→ **ACTIVITY**
All of the entries below are to be repeated word for word.
----------
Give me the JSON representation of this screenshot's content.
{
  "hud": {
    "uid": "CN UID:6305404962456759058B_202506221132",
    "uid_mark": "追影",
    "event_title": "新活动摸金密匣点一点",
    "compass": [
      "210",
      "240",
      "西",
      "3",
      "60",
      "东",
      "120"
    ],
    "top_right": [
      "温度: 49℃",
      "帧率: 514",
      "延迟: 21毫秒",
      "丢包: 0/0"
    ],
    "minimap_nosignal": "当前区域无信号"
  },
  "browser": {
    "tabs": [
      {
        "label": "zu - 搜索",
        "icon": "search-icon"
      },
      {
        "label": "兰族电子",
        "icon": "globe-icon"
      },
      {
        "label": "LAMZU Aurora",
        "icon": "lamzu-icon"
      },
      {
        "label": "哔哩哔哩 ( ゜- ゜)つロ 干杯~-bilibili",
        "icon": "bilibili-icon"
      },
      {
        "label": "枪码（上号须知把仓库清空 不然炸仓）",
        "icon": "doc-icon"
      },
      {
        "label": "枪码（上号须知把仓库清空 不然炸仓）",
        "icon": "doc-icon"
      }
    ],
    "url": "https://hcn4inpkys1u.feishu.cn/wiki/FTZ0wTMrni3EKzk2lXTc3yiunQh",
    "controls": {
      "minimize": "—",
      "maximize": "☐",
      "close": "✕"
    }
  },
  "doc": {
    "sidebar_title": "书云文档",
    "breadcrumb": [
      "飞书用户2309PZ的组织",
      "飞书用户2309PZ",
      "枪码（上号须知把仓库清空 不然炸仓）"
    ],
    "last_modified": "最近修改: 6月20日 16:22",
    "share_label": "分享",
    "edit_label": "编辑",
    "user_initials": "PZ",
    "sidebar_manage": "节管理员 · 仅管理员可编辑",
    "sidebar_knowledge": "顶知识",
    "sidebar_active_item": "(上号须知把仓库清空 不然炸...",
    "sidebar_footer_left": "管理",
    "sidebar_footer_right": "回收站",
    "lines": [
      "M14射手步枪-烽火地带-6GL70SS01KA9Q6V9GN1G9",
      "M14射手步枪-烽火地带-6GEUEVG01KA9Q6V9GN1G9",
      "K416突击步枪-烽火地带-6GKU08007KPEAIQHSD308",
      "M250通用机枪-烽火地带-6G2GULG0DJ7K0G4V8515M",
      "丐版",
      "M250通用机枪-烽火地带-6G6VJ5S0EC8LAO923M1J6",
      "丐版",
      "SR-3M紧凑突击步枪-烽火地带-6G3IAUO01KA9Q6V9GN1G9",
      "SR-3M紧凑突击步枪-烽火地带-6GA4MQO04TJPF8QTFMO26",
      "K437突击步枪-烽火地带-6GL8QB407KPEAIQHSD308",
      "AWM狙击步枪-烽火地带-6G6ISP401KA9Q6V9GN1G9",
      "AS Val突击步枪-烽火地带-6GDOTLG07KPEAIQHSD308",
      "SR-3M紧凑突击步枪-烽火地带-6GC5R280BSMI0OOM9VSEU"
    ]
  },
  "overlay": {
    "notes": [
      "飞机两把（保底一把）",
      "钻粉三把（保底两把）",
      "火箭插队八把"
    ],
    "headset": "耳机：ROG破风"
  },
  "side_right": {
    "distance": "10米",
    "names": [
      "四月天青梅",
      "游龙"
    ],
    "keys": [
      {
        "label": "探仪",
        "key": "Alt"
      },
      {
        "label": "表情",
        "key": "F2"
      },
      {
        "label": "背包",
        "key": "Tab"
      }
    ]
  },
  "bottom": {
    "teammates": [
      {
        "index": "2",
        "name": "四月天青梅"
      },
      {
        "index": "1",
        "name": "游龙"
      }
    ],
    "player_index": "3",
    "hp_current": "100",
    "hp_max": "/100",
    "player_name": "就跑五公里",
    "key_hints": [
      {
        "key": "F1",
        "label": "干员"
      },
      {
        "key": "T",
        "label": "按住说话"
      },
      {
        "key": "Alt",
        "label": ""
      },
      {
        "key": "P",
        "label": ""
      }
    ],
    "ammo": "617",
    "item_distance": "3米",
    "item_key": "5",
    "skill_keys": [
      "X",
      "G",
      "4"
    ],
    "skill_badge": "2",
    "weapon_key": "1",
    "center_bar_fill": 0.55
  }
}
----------
→ **ANSWER FOR THIS EXERCISE**
Give me the JSON representation of this screenshot's content.
{
  "hud": {
    "uid": "CN UID:6305404962456759058B_202506221132",
    "uid_mark": "追影",
    "event_title": "新活动摸金密匣点一点",
    "compass": [
      "210",
      "240",
      "西",
      "3",
      "60",
      "东",
      "120"
    ],
    "top_right": [
      "温度: 49℃",
      "帧率: 514",
      "延迟: 21毫秒",
      "丢包: 0/0"
    ],
    "minimap_nosignal": "当前区域无信号"
  },
  "browser": {
    "tabs": [
      {
        "label": "zu - 搜索",
        "icon": "search-icon"
      },
      {
        "label": "兰族电子",
        "icon": "globe-icon"
      },
      {
        "label": "LAMZU Aurora",
        "icon": "lamzu-icon"
      },
      {
        "label": "哔哩哔哩 ( ゜- ゜)つロ 干杯~-bilibili",
        "icon": "bilibili-icon"
      },
      {
        "label": "枪码（上号须知把仓库清空 不然炸仓）",
        "icon": "doc-icon"
      },
      {
        "label": "枪码（上号须知把仓库清空 不然炸仓）",
        "icon": "doc-icon"
      }
    ],
    "url": "https://hcn4inpkys1u.feishu.cn/wiki/FTZ0wTMrni3EKzk2lXTc3yiunQh",
    "controls": {
      "minimize": "—",
      "maximize": "☐",
      "close": "✕"
    }
  },
  "doc": {
    "sidebar_title": "书云文档",
    "breadcrumb": [
      "飞书用户2309PZ的组织",
      "飞书用户2309PZ",
      "枪码（上号须知把仓库清空 不然炸仓）"
    ],
    "last_modified": "最近修改: 6月20日 16:22",
    "share_label": "分享",
    "edit_label": "编辑",
    "user_initials": "PZ",
    "sidebar_manage": "节管理员 · 仅管理员可编辑",
    "sidebar_knowledge": "顶知识",
    "sidebar_active_item": "(上号须知把仓库清空 不然炸...",
    "sidebar_footer_left": "管理",
    "sidebar_footer_right": "回收站",
    "lines": [
      "M14射手步枪-烽火地带-6GL70SS01KA9Q6V9GN1G9",
      "M14射手步枪-烽火地带-6GEUEVG01KA9Q6V9GN1G9",
      "K416突击步枪-烽火地带-6GKU08007KPEAIQHSD308",
      "M250通用机枪-烽火地带-6G2GULG0DJ7K0G4V8515M",
      "丐版",
      "M250通用机枪-烽火地带-6G6VJ5S0EC8LAO923M1J6",
      "丐版",
      "SR-3M紧凑突击步枪-烽火地带-6G3IAUO01KA9Q6V9GN1G9",
      "SR-3M紧凑突击步枪-烽火地带-6GA4MQO04TJPF8QTFMO26",
      "K437突击步枪-烽火地带-6GL8QB407KPEAIQHSD308",
      "AWM狙击步枪-烽火地带-6G6ISP401KA9Q6V9GN1G9",
      "AS Val突击步枪-烽火地带-6GDOTLG07KPEAIQHSD308",
      "SR-3M紧凑突击步枪-烽火地带-6GC5R280BSMI0OOM9VSEU"
    ]
  },
  "overlay": {
    "notes": [
      "飞机两把（保底一把）",
      "钻粉三把（保底两把）",
      "火箭插队八把"
    ],
    "headset": "耳机：ROG破风"
  },
  "side_right": {
    "distance": "10米",
    "names": [
      "四月天青梅",
      "游龙"
    ],
    "keys": [
      {
        "label": "探仪",
        "key": "Alt"
      },
      {
        "label": "表情",
        "key": "F2"
      },
      {
        "label": "背包",
        "key": "Tab"
      }
    ]
  },
  "bottom": {
    "teammates": [
      {
        "index": "2",
        "name": "四月天青梅"
      },
      {
        "index": "1",
        "name": "游龙"
      }
    ],
    "player_index": "3",
    "hp_current": "100",
    "hp_max": "/100",
    "player_name": "就跑五公里",
    "key_hints": [
      {
        "key": "F1",
        "label": "干员"
      },
      {
        "key": "T",
        "label": "按住说话"
      },
      {
        "key": "Alt",
        "label": ""
      },
      {
        "key": "P",
        "label": ""
      }
    ],
    "ammo": "617",
    "item_distance": "3米",
    "item_key": "5",
    "skill_keys": [
      "X",
      "G",
      "4"
    ],
    "skill_badge": "2",
    "weapon_key": "1",
    "center_bar_fill": 0.55
  }
}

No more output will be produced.